“It is not uncommon to have 60-plus foot putts,” Peter says. “Five is usually a good score.”
Our readers may not get to spend as much time on the links as the pros, but they, too, can be quite articulate in describing their own favorite holes.
John Lyons Â– North Andover
John’s favorite hole is number 8 at the Rowley Country Club.
“I love how you have to cross over water,” he says of this 475-yard par 5, recalling the pleasure of ringing the bell that lets the next foursome know that it is OK to proceed (after you have spent some time dragging the pond for your ball).
“It’s a difficult hole,” Lyons adds. “No one I know has gotten par on it; only a bogey at best.”
Cato Anderson Â– Concord
Though he is a member of the Concord Country Club, Cato’s choice comes from the Essex Country Club.
“All 18 holes are spectacular,” Cato says of the worth-the-drive course, “but my favorite is 15.”

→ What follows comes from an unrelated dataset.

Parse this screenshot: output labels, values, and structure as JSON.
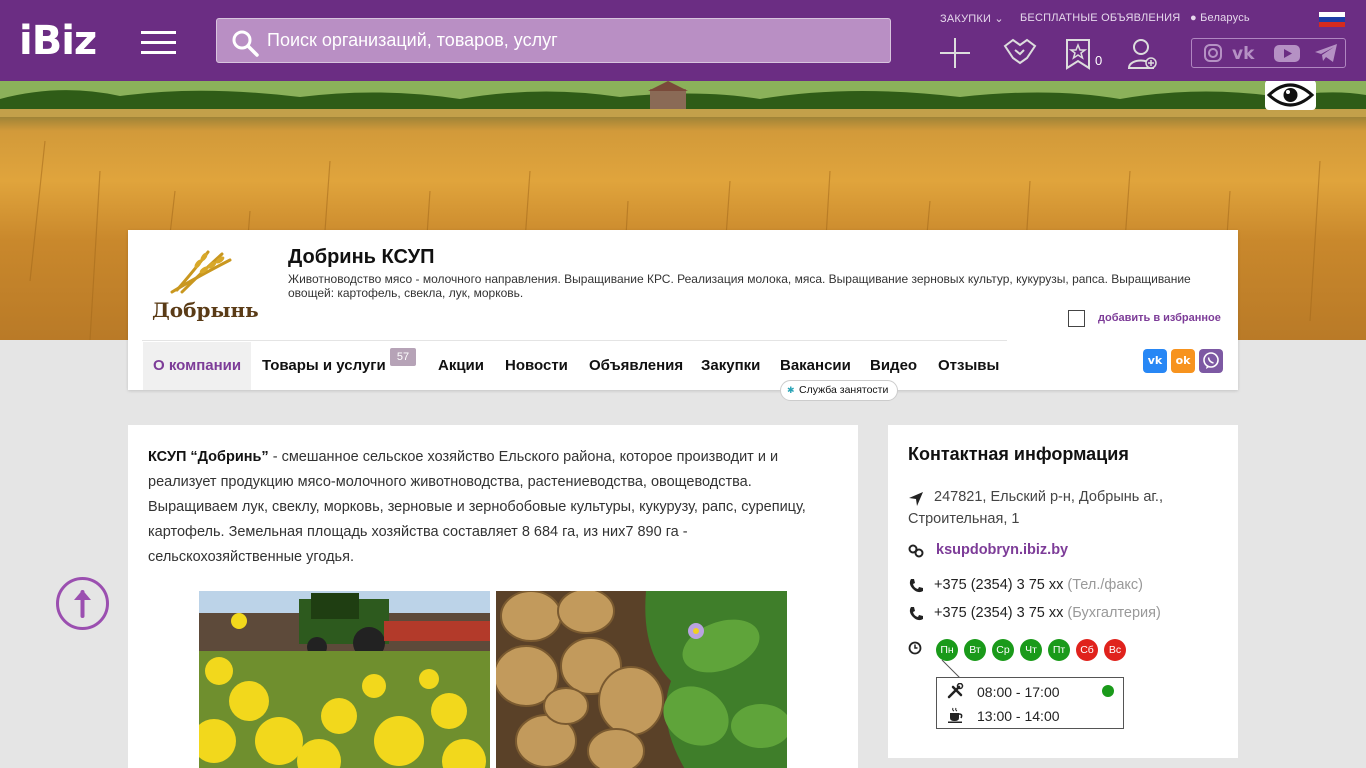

While he admits that the initial drive is “not overly challenging,” Cato notes that “it must find the fairway.” Once they get past the blockages on the right and the penal rough on the left, Cato advises that duffers be wary of the “deceivingly tricky” green. However, he adds, once you get there, “you are offered one of the best views on the course, looking at one of the most dramatic clubhouses in the state.”
Bob Donovan Â– Wenham
Bob nominated hole number 4 at Cape Ann.
“The view is so spectacular that it makes you glad that you took up the sport,” he says of the 462-yard par 5, “even after you’ve triple-bogeyed the first three holes.”
Rich Renehan Â–Manchester-by-the-Sea
Extolling the “sweeping views of rivers through marshland heading out to the ocean,” Rich also chose the fourth hole at Cape Ann Golf Course in Essex. Though listed as a par 5, Rich says that the hole is “birdie material” as long as you don’t hook from the high tee.
“I hit the pin from 150 one early morn,” he claims, “but no one was watching.”
Such is the beauty of golf!